Data records:

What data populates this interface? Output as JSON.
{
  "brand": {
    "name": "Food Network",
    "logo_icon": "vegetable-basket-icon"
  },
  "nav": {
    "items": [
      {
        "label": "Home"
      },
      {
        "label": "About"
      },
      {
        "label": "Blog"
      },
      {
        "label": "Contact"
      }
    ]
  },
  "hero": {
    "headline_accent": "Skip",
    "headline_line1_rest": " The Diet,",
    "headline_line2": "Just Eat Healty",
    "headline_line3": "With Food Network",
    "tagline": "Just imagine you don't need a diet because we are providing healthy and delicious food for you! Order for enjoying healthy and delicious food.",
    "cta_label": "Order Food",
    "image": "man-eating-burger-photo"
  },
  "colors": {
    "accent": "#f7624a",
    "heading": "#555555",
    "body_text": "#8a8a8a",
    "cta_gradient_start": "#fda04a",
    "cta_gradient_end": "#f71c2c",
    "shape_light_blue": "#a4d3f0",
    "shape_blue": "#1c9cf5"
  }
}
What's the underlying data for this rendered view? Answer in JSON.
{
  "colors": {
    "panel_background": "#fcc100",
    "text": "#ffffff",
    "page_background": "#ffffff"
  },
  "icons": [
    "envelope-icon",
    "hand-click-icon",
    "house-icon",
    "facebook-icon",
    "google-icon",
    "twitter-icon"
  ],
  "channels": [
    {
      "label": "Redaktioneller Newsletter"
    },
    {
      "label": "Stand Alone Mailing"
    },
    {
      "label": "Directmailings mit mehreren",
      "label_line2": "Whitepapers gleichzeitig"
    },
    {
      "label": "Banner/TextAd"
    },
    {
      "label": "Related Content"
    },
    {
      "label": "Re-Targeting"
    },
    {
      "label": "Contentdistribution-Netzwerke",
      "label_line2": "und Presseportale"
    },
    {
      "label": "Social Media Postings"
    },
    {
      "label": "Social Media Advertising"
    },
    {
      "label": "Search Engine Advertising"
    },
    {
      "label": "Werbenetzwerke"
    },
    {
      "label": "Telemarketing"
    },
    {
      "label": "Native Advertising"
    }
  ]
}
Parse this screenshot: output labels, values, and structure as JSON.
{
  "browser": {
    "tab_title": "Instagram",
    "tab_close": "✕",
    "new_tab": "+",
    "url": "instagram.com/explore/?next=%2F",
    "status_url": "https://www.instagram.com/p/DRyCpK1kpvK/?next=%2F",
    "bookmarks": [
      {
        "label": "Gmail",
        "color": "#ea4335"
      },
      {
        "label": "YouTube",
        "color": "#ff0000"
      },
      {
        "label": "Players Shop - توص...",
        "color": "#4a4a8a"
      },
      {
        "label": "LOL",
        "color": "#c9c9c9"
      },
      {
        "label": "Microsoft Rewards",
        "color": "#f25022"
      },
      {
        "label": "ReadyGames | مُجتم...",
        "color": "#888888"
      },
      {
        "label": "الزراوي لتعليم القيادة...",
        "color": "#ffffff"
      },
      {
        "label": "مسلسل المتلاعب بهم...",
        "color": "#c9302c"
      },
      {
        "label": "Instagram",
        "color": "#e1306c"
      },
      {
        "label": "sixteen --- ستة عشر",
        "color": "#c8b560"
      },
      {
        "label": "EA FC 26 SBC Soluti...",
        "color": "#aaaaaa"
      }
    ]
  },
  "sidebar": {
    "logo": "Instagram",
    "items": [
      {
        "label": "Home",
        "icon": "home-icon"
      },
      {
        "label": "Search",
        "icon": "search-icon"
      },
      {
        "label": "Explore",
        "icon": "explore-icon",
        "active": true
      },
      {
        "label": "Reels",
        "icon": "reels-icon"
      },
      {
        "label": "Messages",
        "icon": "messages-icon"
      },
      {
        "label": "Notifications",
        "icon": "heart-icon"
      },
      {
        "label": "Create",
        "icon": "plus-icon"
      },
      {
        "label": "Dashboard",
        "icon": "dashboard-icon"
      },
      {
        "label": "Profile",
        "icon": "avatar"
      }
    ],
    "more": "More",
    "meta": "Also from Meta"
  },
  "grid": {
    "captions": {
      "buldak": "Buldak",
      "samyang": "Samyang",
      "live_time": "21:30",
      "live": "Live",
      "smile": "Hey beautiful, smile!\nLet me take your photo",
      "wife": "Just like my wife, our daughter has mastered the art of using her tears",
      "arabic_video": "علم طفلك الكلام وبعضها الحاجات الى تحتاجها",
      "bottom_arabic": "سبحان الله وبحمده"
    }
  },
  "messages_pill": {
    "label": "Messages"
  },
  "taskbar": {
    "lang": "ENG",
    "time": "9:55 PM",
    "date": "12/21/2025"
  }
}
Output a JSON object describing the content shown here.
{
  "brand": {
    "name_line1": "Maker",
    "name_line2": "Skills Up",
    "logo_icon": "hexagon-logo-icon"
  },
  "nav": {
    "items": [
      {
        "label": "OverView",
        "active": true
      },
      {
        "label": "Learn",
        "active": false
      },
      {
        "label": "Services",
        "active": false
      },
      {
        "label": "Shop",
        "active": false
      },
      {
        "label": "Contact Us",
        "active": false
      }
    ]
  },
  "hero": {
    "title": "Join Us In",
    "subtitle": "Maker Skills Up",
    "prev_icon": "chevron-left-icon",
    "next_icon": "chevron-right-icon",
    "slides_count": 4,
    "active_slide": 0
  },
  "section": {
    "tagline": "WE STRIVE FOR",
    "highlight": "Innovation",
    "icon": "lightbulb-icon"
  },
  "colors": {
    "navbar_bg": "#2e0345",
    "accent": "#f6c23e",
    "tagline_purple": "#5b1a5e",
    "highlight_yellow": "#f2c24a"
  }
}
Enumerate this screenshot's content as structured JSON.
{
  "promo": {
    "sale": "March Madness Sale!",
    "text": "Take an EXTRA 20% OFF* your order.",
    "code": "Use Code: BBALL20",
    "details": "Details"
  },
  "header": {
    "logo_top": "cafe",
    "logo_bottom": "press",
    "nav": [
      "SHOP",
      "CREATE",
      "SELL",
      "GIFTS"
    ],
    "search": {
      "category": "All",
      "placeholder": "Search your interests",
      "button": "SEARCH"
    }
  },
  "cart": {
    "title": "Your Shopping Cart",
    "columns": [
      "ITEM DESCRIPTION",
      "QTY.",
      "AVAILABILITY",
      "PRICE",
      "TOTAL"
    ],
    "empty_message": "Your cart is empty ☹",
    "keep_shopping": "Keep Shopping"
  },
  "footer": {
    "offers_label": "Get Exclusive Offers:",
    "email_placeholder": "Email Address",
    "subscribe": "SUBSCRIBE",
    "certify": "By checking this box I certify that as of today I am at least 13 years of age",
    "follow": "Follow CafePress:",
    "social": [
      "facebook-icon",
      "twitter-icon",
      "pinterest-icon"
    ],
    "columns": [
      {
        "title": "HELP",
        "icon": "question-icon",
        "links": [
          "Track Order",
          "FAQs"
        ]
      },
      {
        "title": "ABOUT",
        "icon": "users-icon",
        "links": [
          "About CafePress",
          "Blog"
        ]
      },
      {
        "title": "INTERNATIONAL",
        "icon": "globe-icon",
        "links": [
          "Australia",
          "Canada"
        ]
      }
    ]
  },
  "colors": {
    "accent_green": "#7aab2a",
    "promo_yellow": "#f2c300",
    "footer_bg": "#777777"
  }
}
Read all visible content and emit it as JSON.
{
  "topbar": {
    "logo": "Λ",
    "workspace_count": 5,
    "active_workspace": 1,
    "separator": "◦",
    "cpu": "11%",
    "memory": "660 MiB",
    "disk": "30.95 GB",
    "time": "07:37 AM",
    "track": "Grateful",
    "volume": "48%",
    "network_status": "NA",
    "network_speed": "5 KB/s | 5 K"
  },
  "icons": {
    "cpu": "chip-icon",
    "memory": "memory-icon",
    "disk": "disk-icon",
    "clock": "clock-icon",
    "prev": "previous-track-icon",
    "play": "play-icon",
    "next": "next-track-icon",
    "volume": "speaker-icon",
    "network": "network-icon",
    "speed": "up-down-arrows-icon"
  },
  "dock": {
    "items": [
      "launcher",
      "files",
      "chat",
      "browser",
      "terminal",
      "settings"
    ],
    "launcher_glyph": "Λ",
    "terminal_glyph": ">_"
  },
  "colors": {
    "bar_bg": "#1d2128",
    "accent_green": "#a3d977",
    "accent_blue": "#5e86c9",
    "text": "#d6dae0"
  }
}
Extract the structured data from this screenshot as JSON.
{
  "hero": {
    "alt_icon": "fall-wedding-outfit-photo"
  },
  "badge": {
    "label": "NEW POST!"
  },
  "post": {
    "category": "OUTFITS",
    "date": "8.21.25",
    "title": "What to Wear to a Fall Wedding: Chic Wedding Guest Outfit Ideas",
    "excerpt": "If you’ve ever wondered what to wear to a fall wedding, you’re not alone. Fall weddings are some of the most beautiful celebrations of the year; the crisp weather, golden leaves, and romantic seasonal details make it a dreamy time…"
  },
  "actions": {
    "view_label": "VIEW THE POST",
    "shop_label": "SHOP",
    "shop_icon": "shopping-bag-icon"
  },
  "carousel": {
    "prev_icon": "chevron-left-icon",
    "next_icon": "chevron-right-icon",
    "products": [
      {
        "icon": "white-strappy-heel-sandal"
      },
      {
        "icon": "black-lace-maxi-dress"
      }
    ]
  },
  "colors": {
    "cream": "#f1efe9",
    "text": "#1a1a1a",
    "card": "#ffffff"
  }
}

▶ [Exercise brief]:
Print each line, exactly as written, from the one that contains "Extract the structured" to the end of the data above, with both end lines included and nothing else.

▶ [The answer]:
Extract the structured data from this screenshot as JSON.
{
  "hero": {
    "alt_icon": "fall-wedding-outfit-photo"
  },
  "badge": {
    "label": "NEW POST!"
  },
  "post": {
    "category": "OUTFITS",
    "date": "8.21.25",
    "title": "What to Wear to a Fall Wedding: Chic Wedding Guest Outfit Ideas",
    "excerpt": "If you’ve ever wondered what to wear to a fall wedding, you’re not alone. Fall weddings are some of the most beautiful celebrations of the year; the crisp weather, golden leaves, and romantic seasonal details make it a dreamy time…"
  },
  "actions": {
    "view_label": "VIEW THE POST",
    "shop_label": "SHOP",
    "shop_icon": "shopping-bag-icon"
  },
  "carousel": {
    "prev_icon": "chevron-left-icon",
    "next_icon": "chevron-right-icon",
    "products": [
      {
        "icon": "white-strappy-heel-sandal"
      },
      {
        "icon": "black-lace-maxi-dress"
      }
    ]
  },
  "colors": {
    "cream": "#f1efe9",
    "text": "#1a1a1a",
    "card": "#ffffff"
  }
}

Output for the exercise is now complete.